Collected data

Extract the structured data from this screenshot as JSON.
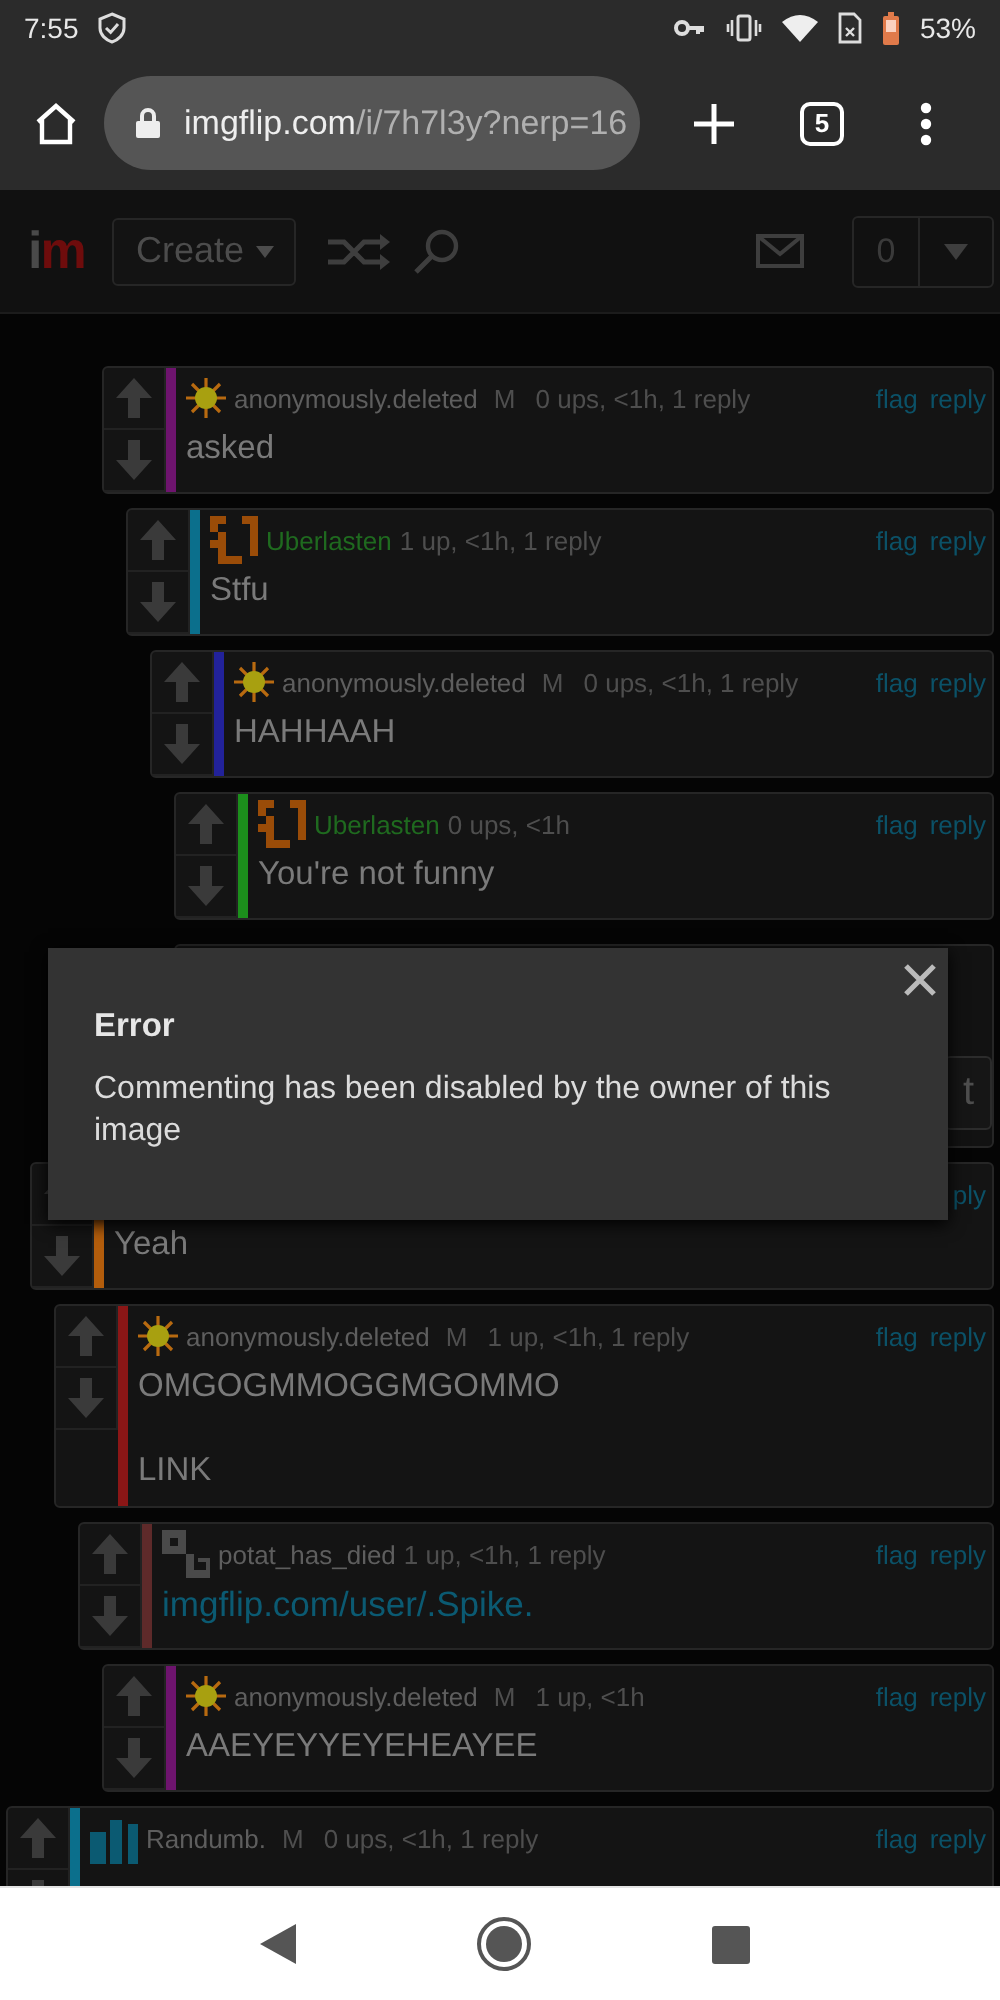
{
  "status_bar": {
    "time": "7:55",
    "battery": "53%"
  },
  "browser": {
    "url_host": "imgflip.com",
    "url_path": "/i/7h7l3y?nerp=16",
    "tab_count": "5"
  },
  "site_nav": {
    "logo": [
      "i",
      "m"
    ],
    "create": "Create",
    "notifications": "0"
  },
  "threads": [
    [
      {
        "kind": "comment",
        "avatar": {
          "kind": "sun"
        },
        "user": {
          "name": "anonymously.deleted",
          "color": "#5e5e5e"
        },
        "mod": "M",
        "stats": "0 ups, <1h, 1 reply",
        "actions": [
          "flag",
          "reply"
        ],
        "color": "#6e146e",
        "body": [
          {
            "kind": "text",
            "text": "asked"
          }
        ],
        "children": [
          {
            "kind": "comment",
            "avatar": {
              "kind": "u-pixel"
            },
            "user": {
              "name": "Uberlasten",
              "color": "#1f6a1f"
            },
            "stats": "1 up, <1h, 1 reply",
            "actions": [
              "flag",
              "reply"
            ],
            "color": "#0b6f8c",
            "body": [
              {
                "kind": "text",
                "text": "Stfu"
              }
            ],
            "children": [
              {
                "kind": "comment",
                "avatar": {
                  "kind": "sun"
                },
                "user": {
                  "name": "anonymously.deleted",
                  "color": "#5e5e5e"
                },
                "mod": "M",
                "stats": "0 ups, <1h, 1 reply",
                "actions": [
                  "flag",
                  "reply"
                ],
                "color": "#22229a",
                "body": [
                  {
                    "kind": "text",
                    "text": "HAHHAAH"
                  }
                ],
                "children": [
                  {
                    "kind": "comment",
                    "avatar": {
                      "kind": "u-pixel"
                    },
                    "user": {
                      "name": "Uberlasten",
                      "color": "#1f6a1f"
                    },
                    "stats": "0 ups, <1h",
                    "actions": [
                      "flag",
                      "reply"
                    ],
                    "color": "#1c8f1c",
                    "body": [
                      {
                        "kind": "text",
                        "text": "You're not funny"
                      }
                    ]
                  },
                  {
                    "kind": "reply_form",
                    "button": "t"
                  }
                ]
              }
            ]
          }
        ]
      }
    ],
    [
      {
        "kind": "comment",
        "actions": [
          "ply"
        ],
        "color": "#b35d0c",
        "body": [
          {
            "kind": "text",
            "text": "Yeah"
          }
        ],
        "children": [
          {
            "kind": "comment",
            "avatar": {
              "kind": "sun"
            },
            "user": {
              "name": "anonymously.deleted",
              "color": "#5e5e5e"
            },
            "mod": "M",
            "stats": "1 up, <1h, 1 reply",
            "actions": [
              "flag",
              "reply"
            ],
            "color": "#8a1616",
            "body": [
              {
                "kind": "text",
                "text": "OMGOGMMOGGMGOMMO"
              },
              {
                "kind": "text",
                "text": "LINK"
              }
            ],
            "children": [
              {
                "kind": "comment",
                "avatar": {
                  "kind": "pixel-p"
                },
                "user": {
                  "name": "potat_has_died",
                  "color": "#5e5e5e"
                },
                "stats": "1 up, <1h, 1 reply",
                "actions": [
                  "flag",
                  "reply"
                ],
                "color": "#5e2a2a",
                "body": [
                  {
                    "kind": "link",
                    "text": "imgflip.com/user/.Spike."
                  }
                ],
                "children": [
                  {
                    "kind": "comment",
                    "avatar": {
                      "kind": "sun"
                    },
                    "user": {
                      "name": "anonymously.deleted",
                      "color": "#5e5e5e"
                    },
                    "mod": "M",
                    "stats": "1 up, <1h",
                    "actions": [
                      "flag",
                      "reply"
                    ],
                    "color": "#6e146e",
                    "body": [
                      {
                        "kind": "text",
                        "text": "AAEYEYYEYEHEAYEE"
                      }
                    ]
                  }
                ]
              }
            ]
          }
        ]
      }
    ],
    [
      {
        "kind": "comment",
        "avatar": {
          "kind": "bars"
        },
        "user": {
          "name": "Randumb.",
          "color": "#5e5e5e"
        },
        "mod": "M",
        "stats": "0 ups, <1h, 1 reply",
        "actions": [
          "flag",
          "reply"
        ],
        "color": "#0b6f8c"
      }
    ]
  ],
  "dialog": {
    "title": "Error",
    "message": "Commenting has been disabled by the owner of this image"
  }
}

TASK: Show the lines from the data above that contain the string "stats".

RESULT:
        "stats": "0 ups, <1h, 1 reply",
            "stats": "1 up, <1h, 1 reply",
                "stats": "0 ups, <1h, 1 reply",
                    "stats": "0 ups, <1h",
            "stats": "1 up, <1h, 1 reply",
                "stats": "1 up, <1h, 1 reply",
                    "stats": "1 up, <1h",
        "stats": "0 ups, <1h, 1 reply",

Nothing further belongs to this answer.